── DATA FOR REVIEW

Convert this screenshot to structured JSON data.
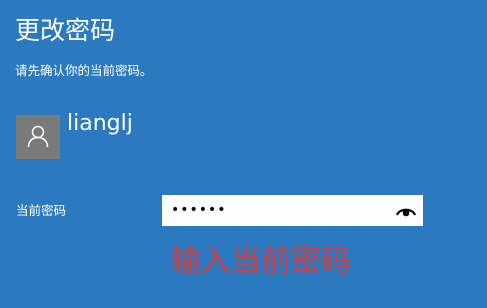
{
  "header": {
    "title": "更改密码",
    "subtitle": "请先确认你的当前密码。"
  },
  "account": {
    "avatar_icon": "user-icon",
    "username": "lianglj"
  },
  "password_form": {
    "label": "当前密码",
    "value": "••••••",
    "reveal_icon": "eye-icon"
  },
  "annotation": {
    "text": "输入当前密码",
    "color": "#e03a3a"
  },
  "colors": {
    "background": "#2b7ac0",
    "avatar_background": "#7a7a7a",
    "text": "#ffffff"
  }
}
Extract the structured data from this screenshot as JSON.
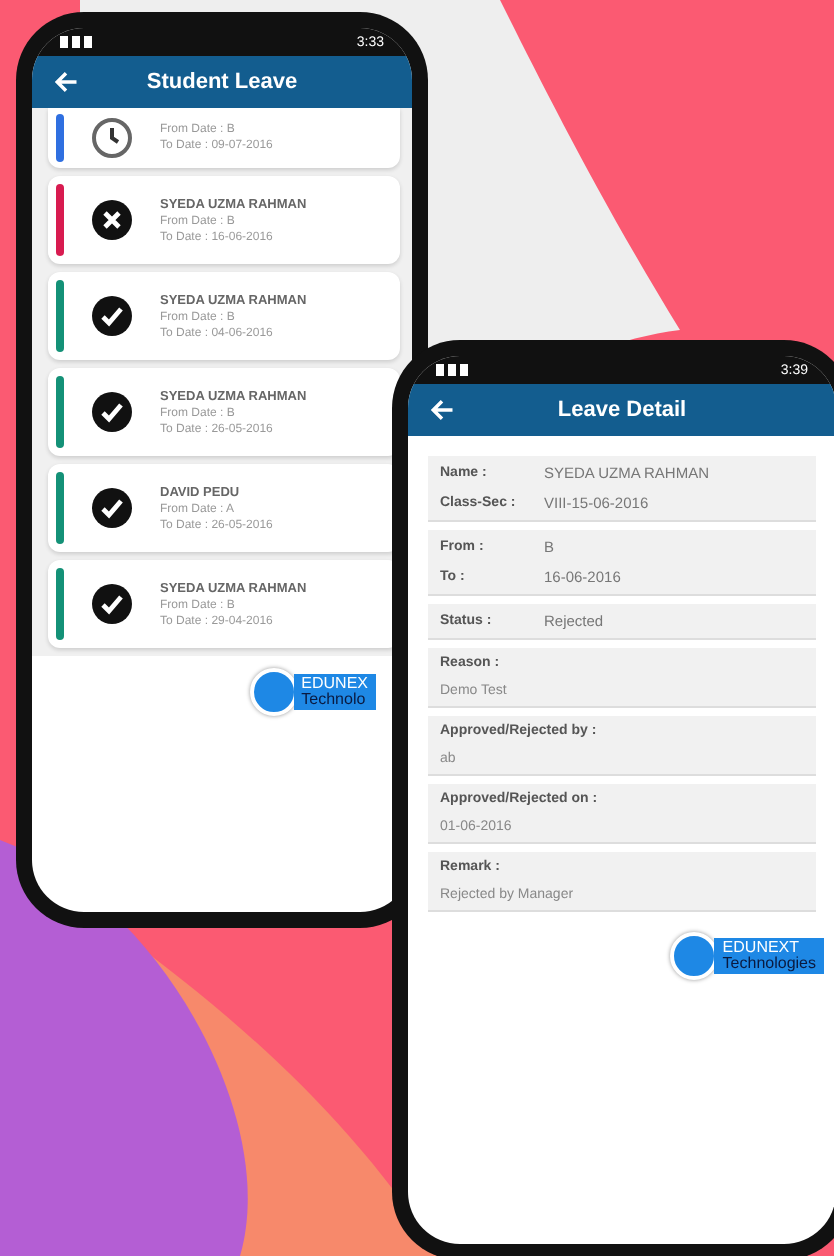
{
  "list_phone": {
    "status_time": "3:33",
    "title": "Student Leave",
    "leaves": [
      {
        "kind": "pending",
        "color": "#2f6fe0",
        "from_label": "From Date :",
        "from": "B",
        "to_label": "To Date :",
        "to": "09-07-2016"
      },
      {
        "kind": "rejected",
        "color": "#d81b50",
        "name": "SYEDA UZMA RAHMAN",
        "from_label": "From Date :",
        "from": "B",
        "to_label": "To Date :",
        "to": "16-06-2016"
      },
      {
        "kind": "approved",
        "color": "#149177",
        "name": "SYEDA UZMA RAHMAN",
        "from_label": "From Date :",
        "from": "B",
        "to_label": "To Date :",
        "to": "04-06-2016"
      },
      {
        "kind": "approved",
        "color": "#149177",
        "name": "SYEDA UZMA RAHMAN",
        "from_label": "From Date :",
        "from": "B",
        "to_label": "To Date :",
        "to": "26-05-2016"
      },
      {
        "kind": "approved",
        "color": "#149177",
        "name": "DAVID PEDU",
        "from_label": "From Date :",
        "from": "A",
        "to_label": "To Date :",
        "to": "26-05-2016"
      },
      {
        "kind": "approved",
        "color": "#149177",
        "name": "SYEDA UZMA RAHMAN",
        "from_label": "From Date :",
        "from": "B",
        "to_label": "To Date :",
        "to": "29-04-2016"
      }
    ],
    "logo": {
      "line1": "EDUNEX",
      "line2": "Technolo"
    }
  },
  "detail_phone": {
    "status_time": "3:39",
    "title": "Leave Detail",
    "sections": [
      {
        "kind": "inline",
        "fields": [
          {
            "label": "Name :",
            "value": "SYEDA UZMA RAHMAN"
          },
          {
            "label": "Class-Sec :",
            "value": "VIII-15-06-2016"
          }
        ]
      },
      {
        "kind": "inline",
        "fields": [
          {
            "label": "From :",
            "value": "B"
          },
          {
            "label": "To :",
            "value": "16-06-2016"
          }
        ]
      },
      {
        "kind": "inline",
        "fields": [
          {
            "label": "Status :",
            "value": "Rejected"
          }
        ]
      },
      {
        "kind": "stacked",
        "fields": [
          {
            "label": "Reason :",
            "value": "Demo Test"
          }
        ]
      },
      {
        "kind": "stacked",
        "fields": [
          {
            "label": "Approved/Rejected by :",
            "value": "ab"
          }
        ]
      },
      {
        "kind": "stacked",
        "fields": [
          {
            "label": "Approved/Rejected on :",
            "value": "01-06-2016"
          }
        ]
      },
      {
        "kind": "stacked",
        "fields": [
          {
            "label": "Remark :",
            "value": "Rejected by Manager"
          }
        ]
      }
    ],
    "logo": {
      "line1": "EDUNEXT",
      "line2": "Technologies"
    }
  }
}
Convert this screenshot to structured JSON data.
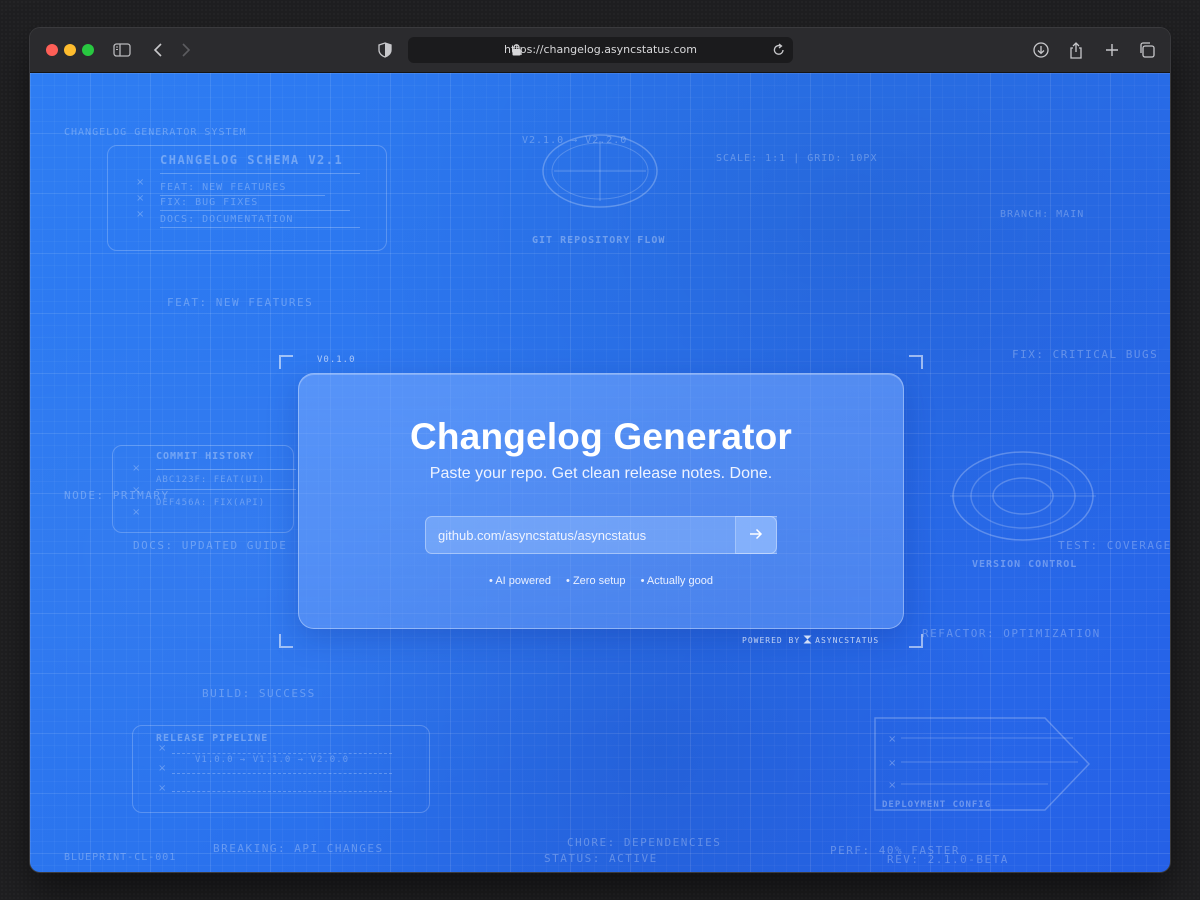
{
  "browser": {
    "url": "https://changelog.asyncstatus.com"
  },
  "hero": {
    "version": "V0.1.0",
    "title": "Changelog Generator",
    "subtitle": "Paste your repo. Get clean release notes. Done.",
    "input_value": "github.com/asyncstatus/asyncstatus",
    "features": [
      "• AI powered",
      "• Zero setup",
      "• Actually good"
    ],
    "powered_by": "POWERED BY",
    "brand": "ASYNCSTATUS"
  },
  "blueprint": {
    "system_label": "Changelog Generator System",
    "schema_title": "Changelog Schema v2.1",
    "schema_lines": [
      "feat: New Features",
      "fix: Bug Fixes",
      "docs: Documentation"
    ],
    "version_flow": "v2.1.0 → v2.2.0",
    "git_flow": "Git Repository Flow",
    "scale": "Scale: 1:1 | Grid: 10px",
    "branch": "Branch: main",
    "feat_new": "feat: New Features",
    "fix_critical": "fix: Critical Bugs",
    "commit_history": "Commit History",
    "commits": [
      "abc123f: feat(ui)",
      "def456a: fix(api)"
    ],
    "node_primary": "Node: Primary",
    "docs_updated": "docs: Updated Guide",
    "test_coverage": "test: Coverage",
    "version_control": "Version Control",
    "refactor": "refactor: Optimization",
    "build_success": "build: Success",
    "release_pipeline": "Release Pipeline",
    "pipeline_flow": "v1.0.0 → v1.1.0 → v2.0.0",
    "deployment_config": "Deployment Config",
    "chore": "chore: Dependencies",
    "status": "Status: Active",
    "perf": "perf: 40% Faster",
    "rev": "Rev: 2.1.0-beta",
    "breaking": "Breaking: API Changes",
    "blueprint_id": "Blueprint-CL-001"
  }
}
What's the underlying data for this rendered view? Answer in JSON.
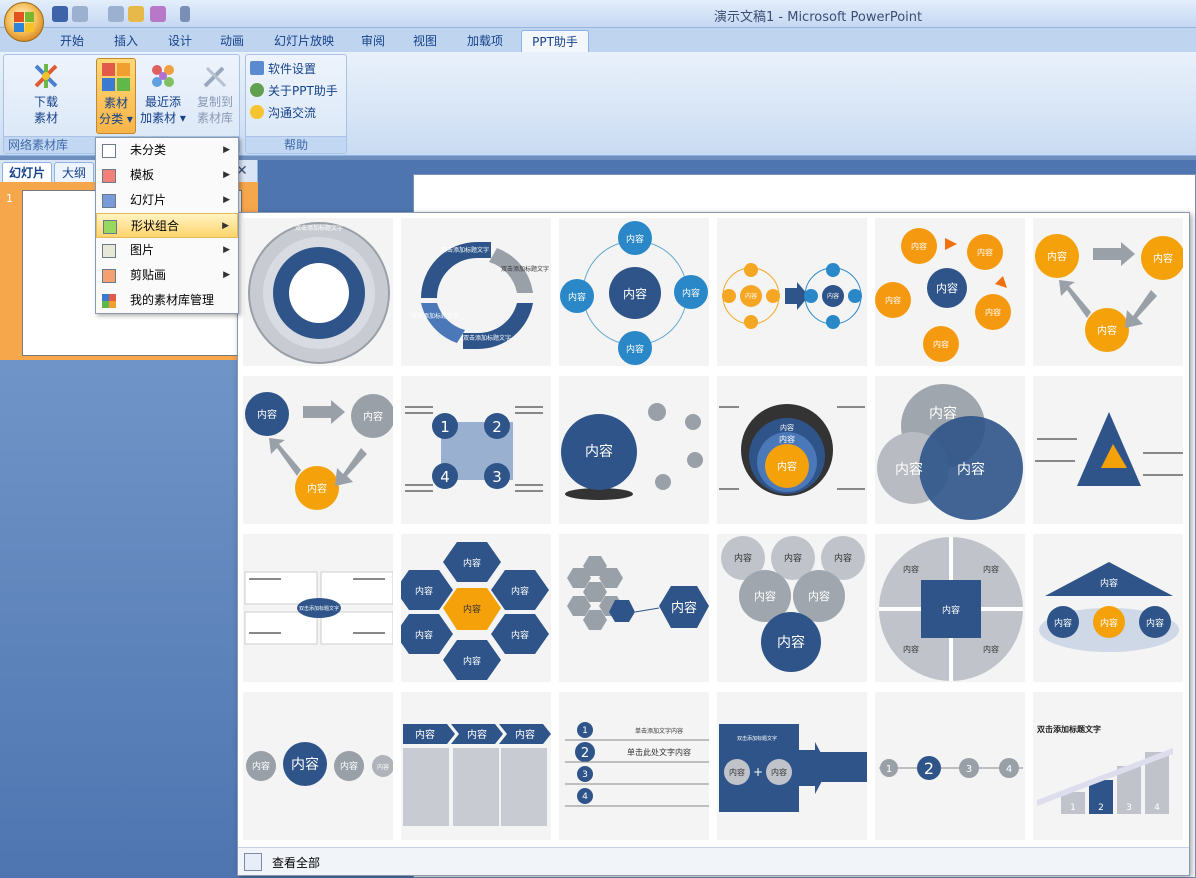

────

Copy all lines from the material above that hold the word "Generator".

    "title": "Changelog Generator",
    "system_label": "Changelog Generator System",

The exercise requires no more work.